There is a huge budworm outbreak in southern Quebec that's been going on for a little over a decade now, and has started to expand south into New Brunswick and Maine (https://www.sprucebudwormmaine.org/map/). It is almost certainly the source of the slow but steady increase in the "budworm warblers" on migration in the last 5-8 years here in NH. I wouldn't be terribly surprised if local breeding populations in Coos County also increase - especially if the budworm gets to NH...
On Tue, 21 May 2019 12:01:54 -0400, Stephen Mirick wrote:
It seems to me that Bay-breasted, Cape Mays, and Tennessees have been relatively common the last few years. I know others report them more regularly inland, but I still rarely see them along the seacoast. Even on the seacoast, however, I'm seeing more of them. I remember back in my second year of birding in 1982 seeing lots of Cape Mays on Appledore Island when I took a class out there. They were everywhere! I thought they would be like that every year. But alas, they just disappeared. There were many years, that I never recorded Cape Mays. Now the numbers seem to be going up again.
These three species are spruce budworm specialists and their populations explode with outbreaks of the Eastern Spruce Budworm. I suspect there is an outbreak somewhere to our north!
According to wikipedia:
In 20th-century eastern Canada, the major outbreaks occurred in periods circa 1910–20, c. 1940–50, and c. 1970–80. (reportedly 1974-1982 in northern New England). These outbreaks impacted, respectively, 10, 25, and 57 million hectares of forest. Longer-term tree-ring studies suggest that spruce budworm outbreaks have been recurring approximately every three decades since the 16th century.

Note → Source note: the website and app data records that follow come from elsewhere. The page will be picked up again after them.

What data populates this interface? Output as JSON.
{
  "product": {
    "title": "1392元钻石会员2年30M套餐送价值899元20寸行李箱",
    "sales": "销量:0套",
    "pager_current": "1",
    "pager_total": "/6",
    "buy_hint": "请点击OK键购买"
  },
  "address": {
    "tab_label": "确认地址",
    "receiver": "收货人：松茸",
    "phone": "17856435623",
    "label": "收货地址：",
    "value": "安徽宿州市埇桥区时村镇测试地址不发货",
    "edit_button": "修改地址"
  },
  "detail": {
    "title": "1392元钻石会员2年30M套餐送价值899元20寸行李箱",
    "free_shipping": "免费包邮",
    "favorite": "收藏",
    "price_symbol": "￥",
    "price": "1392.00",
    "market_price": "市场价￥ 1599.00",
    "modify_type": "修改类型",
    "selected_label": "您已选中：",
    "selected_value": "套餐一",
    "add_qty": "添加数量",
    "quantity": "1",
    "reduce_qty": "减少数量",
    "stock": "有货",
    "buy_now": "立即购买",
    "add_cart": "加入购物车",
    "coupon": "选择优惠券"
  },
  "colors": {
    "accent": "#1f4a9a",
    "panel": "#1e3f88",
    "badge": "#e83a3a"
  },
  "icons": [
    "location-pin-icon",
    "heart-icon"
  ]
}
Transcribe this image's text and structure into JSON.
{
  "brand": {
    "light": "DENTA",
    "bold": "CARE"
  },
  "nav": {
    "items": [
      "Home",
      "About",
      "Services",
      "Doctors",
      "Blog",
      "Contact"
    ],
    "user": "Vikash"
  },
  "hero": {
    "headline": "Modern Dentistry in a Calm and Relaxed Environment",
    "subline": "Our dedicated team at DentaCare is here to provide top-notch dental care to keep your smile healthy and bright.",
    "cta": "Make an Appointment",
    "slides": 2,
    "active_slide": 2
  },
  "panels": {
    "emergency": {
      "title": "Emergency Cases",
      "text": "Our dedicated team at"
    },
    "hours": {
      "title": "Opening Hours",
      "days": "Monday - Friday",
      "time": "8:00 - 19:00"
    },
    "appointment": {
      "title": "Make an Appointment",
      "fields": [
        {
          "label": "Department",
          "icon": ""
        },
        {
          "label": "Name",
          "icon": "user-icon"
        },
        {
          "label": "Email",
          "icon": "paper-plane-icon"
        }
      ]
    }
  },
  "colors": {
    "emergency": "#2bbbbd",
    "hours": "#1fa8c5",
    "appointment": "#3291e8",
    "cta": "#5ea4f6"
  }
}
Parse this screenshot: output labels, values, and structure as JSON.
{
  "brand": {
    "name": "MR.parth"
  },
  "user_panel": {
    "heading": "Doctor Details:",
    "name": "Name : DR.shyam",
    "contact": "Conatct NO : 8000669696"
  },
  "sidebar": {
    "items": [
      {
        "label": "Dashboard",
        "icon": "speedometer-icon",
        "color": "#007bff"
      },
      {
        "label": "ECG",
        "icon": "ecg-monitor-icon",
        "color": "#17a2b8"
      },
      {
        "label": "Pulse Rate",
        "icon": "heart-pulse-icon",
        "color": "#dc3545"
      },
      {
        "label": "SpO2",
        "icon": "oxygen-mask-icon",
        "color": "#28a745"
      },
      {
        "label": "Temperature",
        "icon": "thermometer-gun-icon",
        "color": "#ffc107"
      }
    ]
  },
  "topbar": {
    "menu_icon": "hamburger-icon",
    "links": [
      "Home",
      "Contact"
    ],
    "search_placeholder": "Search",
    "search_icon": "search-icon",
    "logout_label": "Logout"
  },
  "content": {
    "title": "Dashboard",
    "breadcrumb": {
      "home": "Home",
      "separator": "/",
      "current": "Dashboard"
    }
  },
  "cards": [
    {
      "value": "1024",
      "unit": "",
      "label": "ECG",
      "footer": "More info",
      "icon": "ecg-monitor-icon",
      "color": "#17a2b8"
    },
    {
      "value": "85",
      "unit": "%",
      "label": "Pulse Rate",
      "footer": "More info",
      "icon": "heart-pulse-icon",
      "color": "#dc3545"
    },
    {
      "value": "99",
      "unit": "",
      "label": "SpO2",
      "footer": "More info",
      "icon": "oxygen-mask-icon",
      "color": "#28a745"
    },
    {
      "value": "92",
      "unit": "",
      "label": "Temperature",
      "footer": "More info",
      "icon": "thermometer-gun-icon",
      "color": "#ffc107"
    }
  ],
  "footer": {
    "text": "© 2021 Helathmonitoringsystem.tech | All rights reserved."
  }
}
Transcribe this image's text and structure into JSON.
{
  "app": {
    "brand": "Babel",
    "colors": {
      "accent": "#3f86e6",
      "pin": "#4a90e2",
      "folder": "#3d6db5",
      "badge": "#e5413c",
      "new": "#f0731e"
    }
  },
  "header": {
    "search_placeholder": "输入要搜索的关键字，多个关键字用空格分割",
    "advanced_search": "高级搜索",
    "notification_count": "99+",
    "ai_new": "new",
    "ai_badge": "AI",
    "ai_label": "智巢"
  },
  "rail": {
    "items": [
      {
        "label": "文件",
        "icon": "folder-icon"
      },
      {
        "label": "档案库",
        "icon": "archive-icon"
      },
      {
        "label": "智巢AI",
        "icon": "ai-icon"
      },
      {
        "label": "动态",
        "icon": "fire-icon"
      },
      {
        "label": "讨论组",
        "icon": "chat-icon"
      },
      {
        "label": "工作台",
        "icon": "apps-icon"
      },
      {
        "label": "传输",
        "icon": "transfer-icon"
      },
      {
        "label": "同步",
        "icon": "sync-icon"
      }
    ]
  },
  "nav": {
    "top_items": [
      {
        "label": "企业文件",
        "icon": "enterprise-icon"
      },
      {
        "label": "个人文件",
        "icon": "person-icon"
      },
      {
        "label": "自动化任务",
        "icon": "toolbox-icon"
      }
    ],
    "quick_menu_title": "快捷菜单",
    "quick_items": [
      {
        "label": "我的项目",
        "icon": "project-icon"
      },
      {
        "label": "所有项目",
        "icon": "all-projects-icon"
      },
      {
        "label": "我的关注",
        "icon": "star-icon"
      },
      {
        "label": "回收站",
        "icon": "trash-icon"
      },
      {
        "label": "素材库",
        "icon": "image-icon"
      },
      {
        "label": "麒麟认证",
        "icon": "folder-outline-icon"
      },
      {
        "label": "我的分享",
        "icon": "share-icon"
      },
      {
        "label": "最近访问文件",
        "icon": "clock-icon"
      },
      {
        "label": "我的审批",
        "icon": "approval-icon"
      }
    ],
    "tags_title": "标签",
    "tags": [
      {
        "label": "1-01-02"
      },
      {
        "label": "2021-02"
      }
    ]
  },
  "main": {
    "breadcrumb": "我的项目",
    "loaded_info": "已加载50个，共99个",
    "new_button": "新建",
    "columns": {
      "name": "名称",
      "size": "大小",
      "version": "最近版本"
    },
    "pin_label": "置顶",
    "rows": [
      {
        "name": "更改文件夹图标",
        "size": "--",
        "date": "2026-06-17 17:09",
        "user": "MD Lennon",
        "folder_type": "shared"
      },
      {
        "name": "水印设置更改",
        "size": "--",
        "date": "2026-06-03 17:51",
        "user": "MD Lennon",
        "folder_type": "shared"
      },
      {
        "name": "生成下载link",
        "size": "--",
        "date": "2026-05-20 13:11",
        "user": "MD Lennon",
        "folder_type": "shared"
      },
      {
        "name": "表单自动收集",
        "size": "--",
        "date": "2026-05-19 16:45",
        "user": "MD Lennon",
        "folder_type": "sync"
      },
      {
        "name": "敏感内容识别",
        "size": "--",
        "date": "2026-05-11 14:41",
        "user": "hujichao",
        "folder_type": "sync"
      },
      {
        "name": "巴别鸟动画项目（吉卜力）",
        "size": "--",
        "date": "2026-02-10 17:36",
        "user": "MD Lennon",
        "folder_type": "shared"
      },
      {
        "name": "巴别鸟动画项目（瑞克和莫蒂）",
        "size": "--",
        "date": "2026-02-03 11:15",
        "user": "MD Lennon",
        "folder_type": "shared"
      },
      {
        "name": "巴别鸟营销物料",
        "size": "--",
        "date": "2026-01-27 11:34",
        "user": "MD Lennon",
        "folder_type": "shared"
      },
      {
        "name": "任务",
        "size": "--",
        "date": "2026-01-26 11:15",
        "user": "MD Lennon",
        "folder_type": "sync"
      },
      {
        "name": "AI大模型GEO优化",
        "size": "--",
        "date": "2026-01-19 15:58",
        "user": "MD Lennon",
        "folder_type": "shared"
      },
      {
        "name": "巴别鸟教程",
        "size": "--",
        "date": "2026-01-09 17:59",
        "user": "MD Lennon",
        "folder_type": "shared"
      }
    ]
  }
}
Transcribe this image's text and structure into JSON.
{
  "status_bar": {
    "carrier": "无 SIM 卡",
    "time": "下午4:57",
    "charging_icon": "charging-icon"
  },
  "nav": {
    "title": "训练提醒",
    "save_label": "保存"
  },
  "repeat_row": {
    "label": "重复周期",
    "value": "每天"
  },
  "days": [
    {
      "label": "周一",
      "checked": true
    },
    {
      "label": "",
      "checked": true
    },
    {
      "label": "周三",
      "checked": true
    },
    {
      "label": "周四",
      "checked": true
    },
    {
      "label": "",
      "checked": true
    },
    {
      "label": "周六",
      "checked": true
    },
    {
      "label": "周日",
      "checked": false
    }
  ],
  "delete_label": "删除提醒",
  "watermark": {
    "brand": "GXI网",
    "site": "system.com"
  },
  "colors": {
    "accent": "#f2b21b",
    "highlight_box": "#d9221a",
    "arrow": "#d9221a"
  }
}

Paleoecological studies suggest the spruce budworm has been breaking out in eastern North America for thousands of years.
On 5/21/2019 11:37 AM, Greg Tillman wrote:
A little further down Mast Rd, I had two BAY-BREASTED WARBLERS, males, on the Birch Rd trail on the south side of mast rd, and another one on the Scout trail north of mast rd. Seems like this species has picked up some in recent years?